= Beginning of Section =
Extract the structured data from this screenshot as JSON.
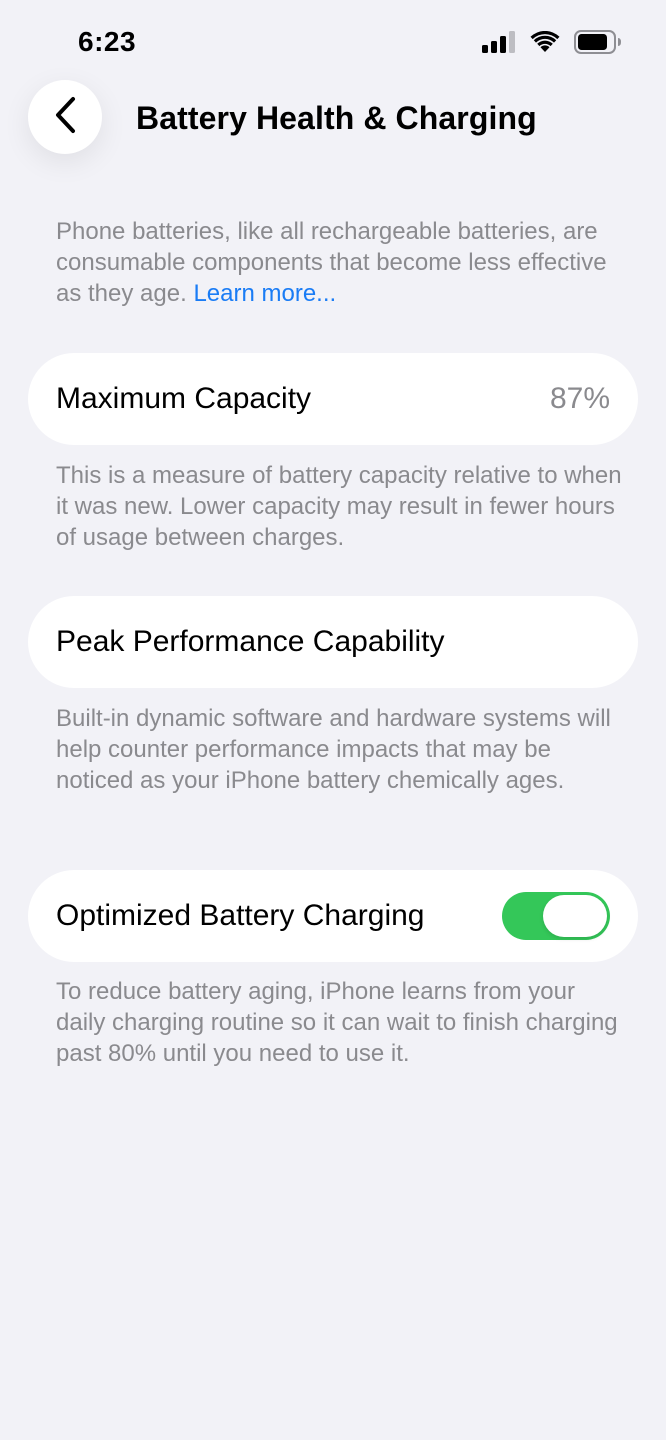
{
  "status_bar": {
    "time": "6:23"
  },
  "icons": {
    "signal": "cellular-signal-icon",
    "wifi": "wifi-icon",
    "battery": "battery-icon",
    "back": "chevron-left-icon"
  },
  "colors": {
    "background": "#f2f2f7",
    "link": "#1a7cf5",
    "toggle_on": "#34c759",
    "secondary_text": "#8a8a8e"
  },
  "nav": {
    "title": "Battery Health & Charging"
  },
  "intro": {
    "text": "Phone batteries, like all rechargeable batteries, are consumable components that become less effective as they age. ",
    "link": "Learn more..."
  },
  "max_capacity": {
    "label": "Maximum Capacity",
    "value": "87%",
    "description": "This is a measure of battery capacity relative to when it was new. Lower capacity may result in fewer hours of usage between charges."
  },
  "peak_performance": {
    "label": "Peak Performance Capability",
    "description": "Built-in dynamic software and hardware systems will help counter performance impacts that may be noticed as your iPhone battery chemically ages."
  },
  "optimized_charging": {
    "label": "Optimized Battery Charging",
    "enabled": true,
    "description": "To reduce battery aging, iPhone learns from your daily charging routine so it can wait to finish charging past 80% until you need to use it."
  }
}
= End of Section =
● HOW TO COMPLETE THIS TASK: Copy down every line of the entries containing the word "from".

● EXERCISE RESULT:
Extract the structured data from this screenshot as JSON.
    "description": "To reduce battery aging, iPhone learns from your daily charging routine so it can wait to finish charging past 80% until you need to use it."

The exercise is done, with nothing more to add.